504.5g (1.25 mol) of N-stearoyl anthranilic acid and 6.25 l methanol are heated, while being stirred mechanically, to the boiling point until everything has dissolved. Then a solution of 500.25g (1.25 mol) of Cr(NO3)3.9H2 O in 1.25 l methanol is added. The solution thus obtained is mechanically stirred and heated to the boiling point. Thereafter, within approximately 15 minutes a solution of 3.75 mol of CH3 ONa in a methanol is added. A green precipitate is then obtained which is deposited as a cake on the bottom of the flask. Stirring is continued for another hour and boiling is done with reflux. After cooling the supernatant solution is decanted.
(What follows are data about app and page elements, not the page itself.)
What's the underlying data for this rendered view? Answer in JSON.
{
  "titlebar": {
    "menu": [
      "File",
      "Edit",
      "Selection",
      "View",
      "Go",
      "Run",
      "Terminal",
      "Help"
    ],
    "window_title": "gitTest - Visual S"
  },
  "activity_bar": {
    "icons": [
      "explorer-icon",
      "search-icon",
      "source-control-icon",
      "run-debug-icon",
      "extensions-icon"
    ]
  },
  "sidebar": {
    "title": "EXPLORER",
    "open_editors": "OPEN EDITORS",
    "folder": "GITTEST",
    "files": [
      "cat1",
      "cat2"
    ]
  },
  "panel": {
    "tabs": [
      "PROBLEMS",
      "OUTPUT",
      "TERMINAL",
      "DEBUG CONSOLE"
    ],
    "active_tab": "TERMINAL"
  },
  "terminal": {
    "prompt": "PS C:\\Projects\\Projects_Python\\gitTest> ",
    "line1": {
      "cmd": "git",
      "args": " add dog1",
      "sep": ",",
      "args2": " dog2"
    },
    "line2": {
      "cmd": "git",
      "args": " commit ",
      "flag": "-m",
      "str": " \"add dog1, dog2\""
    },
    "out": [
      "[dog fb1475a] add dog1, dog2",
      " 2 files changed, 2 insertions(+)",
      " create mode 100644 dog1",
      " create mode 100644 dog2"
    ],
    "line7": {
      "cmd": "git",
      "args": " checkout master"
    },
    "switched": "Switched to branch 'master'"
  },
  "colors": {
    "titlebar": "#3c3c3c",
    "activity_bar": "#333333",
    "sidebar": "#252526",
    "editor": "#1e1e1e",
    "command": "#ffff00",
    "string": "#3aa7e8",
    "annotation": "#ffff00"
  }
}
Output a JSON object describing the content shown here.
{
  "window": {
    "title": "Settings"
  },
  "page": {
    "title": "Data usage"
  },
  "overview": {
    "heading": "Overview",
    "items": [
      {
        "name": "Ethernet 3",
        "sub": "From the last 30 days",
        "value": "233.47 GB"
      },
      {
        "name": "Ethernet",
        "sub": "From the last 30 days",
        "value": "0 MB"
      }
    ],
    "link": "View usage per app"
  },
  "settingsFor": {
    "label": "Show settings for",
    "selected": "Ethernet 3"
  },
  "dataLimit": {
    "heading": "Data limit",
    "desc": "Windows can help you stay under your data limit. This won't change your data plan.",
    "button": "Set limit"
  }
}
Thereafter the precipitate is washed twice with methanol (2.5 l) and then dissolved in toluene (6 l) at 40° C. The solution is filtered and subsequently subjected to a vacuum distillation until approximately 500 ml of the solvent has been distilled over. At the same time the residual methanol and water which, as a result of the synthesis are still present in the solution, are distilled off. Thereafter the solution is again filtered and replenished with toluene to 6.0 l. For the determination of the Cr-anthranilate content of the solution 25.0 ml of the green solution is evaporated to dryness in the rotary evaporator under vacuum. The flask is weighed prior to and after the process. The following solid matter was found: approximately 2.23 g in 25.0 ml. Yield: 535 g (87% of the theory of CrAN(OH)2). The composition of the compound is determined by means of the chromium content. A chromium content of 9 to 12% was found which corresponds approximately to the formula CrAN(OH)2. A standard solution with a given concentration can be simply produced from the concentrated toluol solution.
504.5y (1.25 mol) of N-stearoyl anthranilic acid is added to 6 l of methanol. A sodium methanolate solution which was produced from 28.75 g (1.25 mol) of sodium and 500 ml of methanol is added. All the materials are dissolved by stirring at room temperature (solution I). 500.25 g 1.25 mols) of Cr(NO3)3.9H2 O is dissolved in 1.5 l of methanol (1.5 l) at room temperature and with mechanical stirring. A newly prepared sodium methylate solution (produced from 57.5 g (2.5 mol) of sodium and 1000 ml methanol) is slowly stirred into the solution. A white and a very small green precipitate are then obtained. The white precipitate is precipitated NaNO3. The precipitates are allowed to settle, the supernatant solution is decanted, the green precipitate is dissolved with approximately 200 ml methanol and the two solutions are combined (solution II). Then solution I is slowly stirred dropwise into solution II. A green precipitate settles out. After the addition stirring is continued for another approximately 10 minutes and the supernatant methanol is decanted. The precipitate is washed with methanol and dissolved in toluene as in example 1.
80.4g (0.2 mols) of N-stearoyl anthranilic acid is dissolved in 600 ml of methanol and mixed with 0.2 mols of NaOCH3 (0.2 mol) to form the Na-salt of the N-stearoyl anthranilic acid (solution III) 40.0g (0.1 mol) of Cr(NO3)3.9H2 O is dissolved in 300 ml of methanol. Dissolved CH3 ONa (0.1 mol) is slowly added dropwise. The resulting NaNO3 precipitate is allowed to settle (solution IV). Then solution IV is stirred slowly dropwise into the solution III. A green precipitate settles down. After the reaction has finished, the supernatant methanol is decanted, the precipitate is washed twice with methanol, and the precipitate is then dissolved in 600 ml of toluene, filtered, 50 ml of the solution are distilled off and the solution is filtered again. The remaining volume is replenished with toluene to 600 ml. Thereafter the content is determined. Yield approximately 78 g (90%). Cr-content 6 to 6.7% which corresponds approximately with the formula CrAN(OH)2.